Even as Saudi Arabia is showing signs of liberalisation in the recent move to allow women to drive, Malaysian society continues to regress with all these muftis and ulamas making up rules and laws never heard of before. The Malaysia of the 60’s and 70’s was one where life was easy, light and fun for all the races in the community. Today, there is suspicion and distrust, and it appears that the qualities that made a good Muslim in those days are no longer good enough now. There are so many impositions not only on the Muslims, but non-Muslims are also being told to modify their lifestyles and behaviour in order to help the Muslims be good Muslims by removing all forms of temptation from their surroundings.

The reknowned Turkish journalist Mustafa Akyol who was recently detained in Malaysia said it best when he wrote about his experience in Malaysia: ‘By policing religion, the authorities are not really protecting it. They are only enfeebling their societies, raising hypocrites and causing many people to lose their faith in or respect for Islam.’ (https://www.nytimes.com/2017/09/28/opinion/mustafa-akyol-detention-malaysia.html?mcubz=1)

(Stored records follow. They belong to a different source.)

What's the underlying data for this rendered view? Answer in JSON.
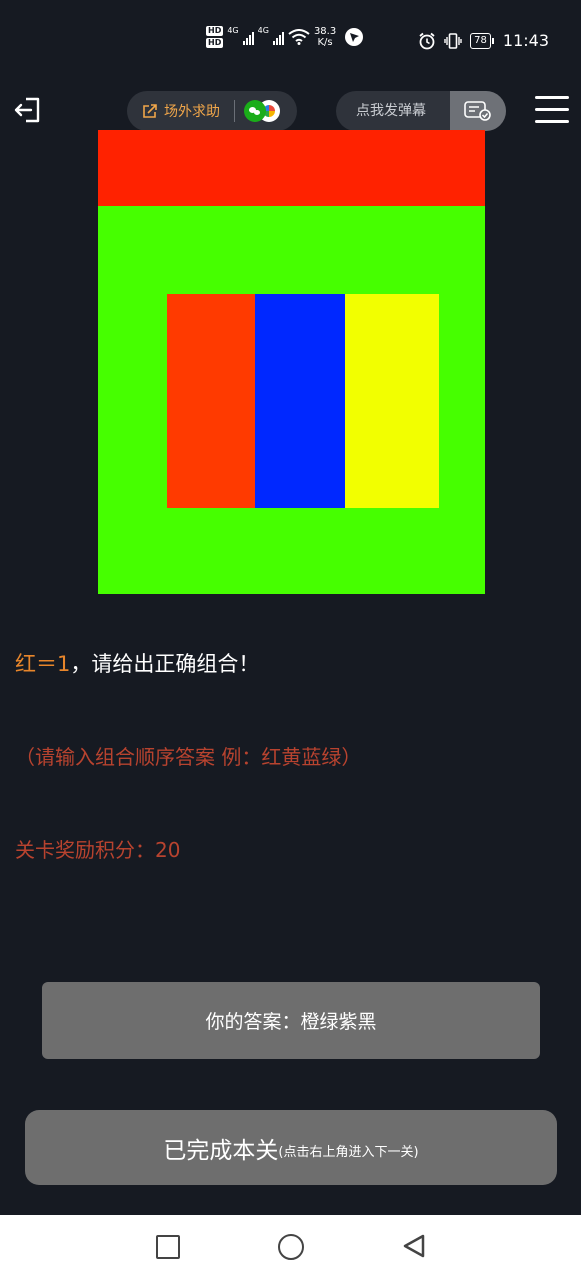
{
  "status_bar": {
    "hd1": "HD",
    "hd2": "HD",
    "net1": "4G",
    "net2": "4G",
    "speed_value": "38.3",
    "speed_unit": "K/s",
    "battery": "78",
    "time": "11:43"
  },
  "top_bar": {
    "help_label": "场外求助",
    "danmaku_placeholder": "点我发弹幕"
  },
  "puzzle": {
    "colors": {
      "background": "#46ff00",
      "top_band": "#ff2200",
      "block_red": "#ff3a00",
      "block_blue": "#0028ff",
      "block_yellow": "#f2ff00"
    }
  },
  "hint": {
    "key": "红＝1",
    "rest": "，请给出正确组合！"
  },
  "instruction": "（请输入组合顺序答案 例：红黄蓝绿）",
  "reward": "关卡奖励积分：20",
  "answer": "你的答案：橙绿紫黑",
  "complete": {
    "main": "已完成本关",
    "sub": "(点击右上角进入下一关)"
  }
}
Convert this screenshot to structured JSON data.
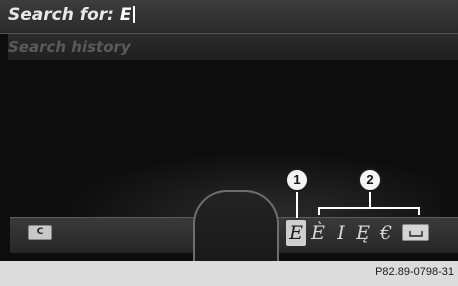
{
  "search": {
    "label": "Search for: ",
    "value": "E"
  },
  "history": {
    "label": "Search history"
  },
  "keyboard": {
    "clear_key": "C",
    "characters": [
      "E",
      "È",
      "I",
      "Ę",
      "€"
    ],
    "selected_index": 0,
    "space_key_icon": "space-icon"
  },
  "callouts": {
    "one": "1",
    "two": "2"
  },
  "figure_code": "P82.89-0798-31"
}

I fully agree with Rev Justin Wan that these events point to the creeping Islamisation of Malaysia, and Sarawakians view this development with much anxiety and disquiet. I must applaud Minister (of Tourism, Arts, Culture, Youth and Sports Datuk) Abdul Karim (Rahman) Hamzah for the stand he took that Sarawak will have no issue with holding Oktoberfest and I urge more leaders to take this sensible and rational view.

Sarawak and Sabah have many non-Muslims and our festivals such as Gawai and Keamaatan involve alcohol such as tuak. As far as I know, these celebrations have not brought about any of those problems that PAS is so concerned about. They are an integral part of our culture and identity, and we must be vigilant to protect them from the creeping influence of the moral and religious policing that is happening in West Malaysia. Will we be told one day that Gawai celebrations must be stopped in order not to offend the Muslim sensibilities?

Not only should we be worried about our lifestyle here, we should be concerned about our friends and family members who may be living or studying in West Malaysia and are subject to this religious and moral policing. Sarawakians must speak up and reject these elements which were not present when our forefathers agreed to join in the federation of Malaysia. They had envisaged a secular Malaysia, not on an Islamic Malaysia, which these extremist groups and even government bodies are trying to turn this country into.

We need our leaders to show by example that Malaysia still has the spirit of acceptance and harmonious co-existence that was evident in the early days. I believe that this is what most Malaysians wish for, but the majority do not dare to speak up, for fear of being labelled unIslamic or being targeted by extremist groups. Our leaders must follow the example shown by the Sultan of Johor, and emphatically reject the extremist elements, and discriminatory and bigoted practices that are creeping into our society.

Sadly, instead of resounding support from the government leaders and other royal houses, the positive responses have mainly been from members of the public. In the absence of a decisive stance and direction from the current government, it is up to the citizens to make their feelings known through the ballot box,

This country is losing our most valuable and intangible asset – the free and easy mixing of the people, and the freedom to enjoy our lives without hindrance from racial and religious bigots whether they be individuals, NGOs, government bodies or Islamic authorities. As said by the Coalition on Plan of Action for Malaysia (GBM), ‘Malaysians need to think hard where this country is going’. The longer we wait to take action, the more difficult it will be to undo the damage done to the country.

Baru Bian
Chairman, KEADILAN Sarawak / ADUN N81 Ba’ Kelalan